Items from a data source
╭──

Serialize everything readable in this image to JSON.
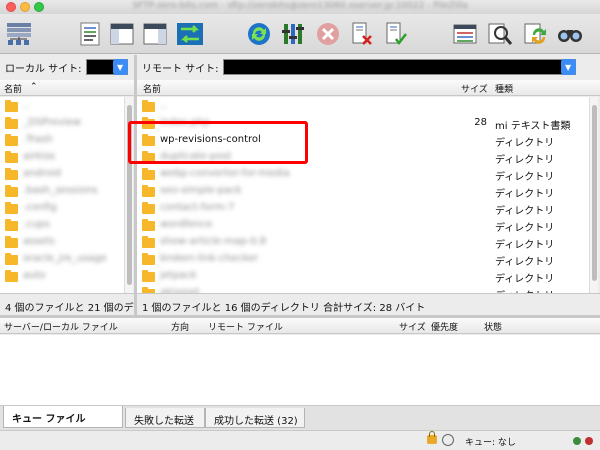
{
  "window": {
    "title": "SFTP-zero-bits.com - sftp://zerobits@zero13060.xserver.jp:10022 - FileZilla"
  },
  "local": {
    "site_label": "ローカル サイト:",
    "col_name": "名前",
    "sort_arrow": "⌃",
    "files": [
      {
        "name": "..",
        "blurred": true
      },
      {
        "name": "_DSPreview",
        "blurred": true
      },
      {
        "name": ".Trash",
        "blurred": true
      },
      {
        "name": "airkiss",
        "blurred": true
      },
      {
        "name": "android",
        "blurred": true
      },
      {
        "name": ".bash_sessions",
        "blurred": true
      },
      {
        "name": ".config",
        "blurred": true
      },
      {
        "name": ".cups",
        "blurred": true
      },
      {
        "name": "assets",
        "blurred": true
      },
      {
        "name": "oracle_jre_usage",
        "blurred": true
      },
      {
        "name": "auto",
        "blurred": true
      }
    ],
    "status": "4 個のファイルと 21 個のデ"
  },
  "remote": {
    "site_label": "リモート サイト:",
    "col_name": "名前",
    "col_size": "サイズ",
    "col_type": "種類",
    "files": [
      {
        "name": "..",
        "size": "",
        "type": "",
        "blurred": true
      },
      {
        "name": "index.php",
        "size": "28",
        "type": "mi テキスト書類",
        "blurred": true
      },
      {
        "name": "wp-revisions-control",
        "size": "",
        "type": "ディレクトリ",
        "blurred": false
      },
      {
        "name": "duplicate-post",
        "size": "",
        "type": "ディレクトリ",
        "blurred": true
      },
      {
        "name": "webp-converter-for-media",
        "size": "",
        "type": "ディレクトリ",
        "blurred": true
      },
      {
        "name": "seo-simple-pack",
        "size": "",
        "type": "ディレクトリ",
        "blurred": true
      },
      {
        "name": "contact-form-7",
        "size": "",
        "type": "ディレクトリ",
        "blurred": true
      },
      {
        "name": "wordfence",
        "size": "",
        "type": "ディレクトリ",
        "blurred": true
      },
      {
        "name": "show-article-map-0.8",
        "size": "",
        "type": "ディレクトリ",
        "blurred": true
      },
      {
        "name": "broken-link-checker",
        "size": "",
        "type": "ディレクトリ",
        "blurred": true
      },
      {
        "name": "jetpack",
        "size": "",
        "type": "ディレクトリ",
        "blurred": true
      },
      {
        "name": "akismet",
        "size": "",
        "type": "ディレクトリ",
        "blurred": true
      }
    ],
    "status": "1 個のファイルと 16 個のディレクトリ 合計サイズ: 28 バイト"
  },
  "queue": {
    "col_server": "サーバー/ローカル ファイル",
    "col_direction": "方向",
    "col_remote": "リモート ファイル",
    "col_size": "サイズ",
    "col_priority": "優先度",
    "col_status": "状態"
  },
  "tabs": [
    {
      "label": "キュー ファイル"
    },
    {
      "label": "失敗した転送"
    },
    {
      "label": "成功した転送 (32)"
    }
  ],
  "bottom": {
    "queue_status": "キュー: なし"
  },
  "colors": {
    "accent": "#3b8cf5",
    "highlight": "#ff0000",
    "folder": "#f6b72b"
  },
  "icons": [
    "site-manager-icon",
    "message-log-icon",
    "local-tree-icon",
    "remote-tree-icon",
    "transfer-queue-icon",
    "refresh-icon",
    "process-queue-icon",
    "cancel-icon",
    "disconnect-icon",
    "reconnect-icon",
    "filter-icon",
    "compare-icon",
    "sync-browse-icon",
    "find-icon"
  ]
}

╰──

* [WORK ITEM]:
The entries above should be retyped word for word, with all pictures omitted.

* [EXERCISE RESULT]:
Serialize everything readable in this image to JSON.
{
  "window": {
    "title": "SFTP-zero-bits.com - sftp://zerobits@zero13060.xserver.jp:10022 - FileZilla"
  },
  "local": {
    "site_label": "ローカル サイト:",
    "col_name": "名前",
    "sort_arrow": "⌃",
    "files": [
      {
        "name": "..",
        "blurred": true
      },
      {
        "name": "_DSPreview",
        "blurred": true
      },
      {
        "name": ".Trash",
        "blurred": true
      },
      {
        "name": "airkiss",
        "blurred": true
      },
      {
        "name": "android",
        "blurred": true
      },
      {
        "name": ".bash_sessions",
        "blurred": true
      },
      {
        "name": ".config",
        "blurred": true
      },
      {
        "name": ".cups",
        "blurred": true
      },
      {
        "name": "assets",
        "blurred": true
      },
      {
        "name": "oracle_jre_usage",
        "blurred": true
      },
      {
        "name": "auto",
        "blurred": true
      }
    ],
    "status": "4 個のファイルと 21 個のデ"
  },
  "remote": {
    "site_label": "リモート サイト:",
    "col_name": "名前",
    "col_size": "サイズ",
    "col_type": "種類",
    "files": [
      {
        "name": "..",
        "size": "",
        "type": "",
        "blurred": true
      },
      {
        "name": "index.php",
        "size": "28",
        "type": "mi テキスト書類",
        "blurred": true
      },
      {
        "name": "wp-revisions-control",
        "size": "",
        "type": "ディレクトリ",
        "blurred": false
      },
      {
        "name": "duplicate-post",
        "size": "",
        "type": "ディレクトリ",
        "blurred": true
      },
      {
        "name": "webp-converter-for-media",
        "size": "",
        "type": "ディレクトリ",
        "blurred": true
      },
      {
        "name": "seo-simple-pack",
        "size": "",
        "type": "ディレクトリ",
        "blurred": true
      },
      {
        "name": "contact-form-7",
        "size": "",
        "type": "ディレクトリ",
        "blurred": true
      },
      {
        "name": "wordfence",
        "size": "",
        "type": "ディレクトリ",
        "blurred": true
      },
      {
        "name": "show-article-map-0.8",
        "size": "",
        "type": "ディレクトリ",
        "blurred": true
      },
      {
        "name": "broken-link-checker",
        "size": "",
        "type": "ディレクトリ",
        "blurred": true
      },
      {
        "name": "jetpack",
        "size": "",
        "type": "ディレクトリ",
        "blurred": true
      },
      {
        "name": "akismet",
        "size": "",
        "type": "ディレクトリ",
        "blurred": true
      }
    ],
    "status": "1 個のファイルと 16 個のディレクトリ 合計サイズ: 28 バイト"
  },
  "queue": {
    "col_server": "サーバー/ローカル ファイル",
    "col_direction": "方向",
    "col_remote": "リモート ファイル",
    "col_size": "サイズ",
    "col_priority": "優先度",
    "col_status": "状態"
  },
  "tabs": [
    {
      "label": "キュー ファイル"
    },
    {
      "label": "失敗した転送"
    },
    {
      "label": "成功した転送 (32)"
    }
  ],
  "bottom": {
    "queue_status": "キュー: なし"
  },
  "colors": {
    "accent": "#3b8cf5",
    "highlight": "#ff0000",
    "folder": "#f6b72b"
  },
  "icons": [
    "site-manager-icon",
    "message-log-icon",
    "local-tree-icon",
    "remote-tree-icon",
    "transfer-queue-icon",
    "refresh-icon",
    "process-queue-icon",
    "cancel-icon",
    "disconnect-icon",
    "reconnect-icon",
    "filter-icon",
    "compare-icon",
    "sync-browse-icon",
    "find-icon"
  ]
}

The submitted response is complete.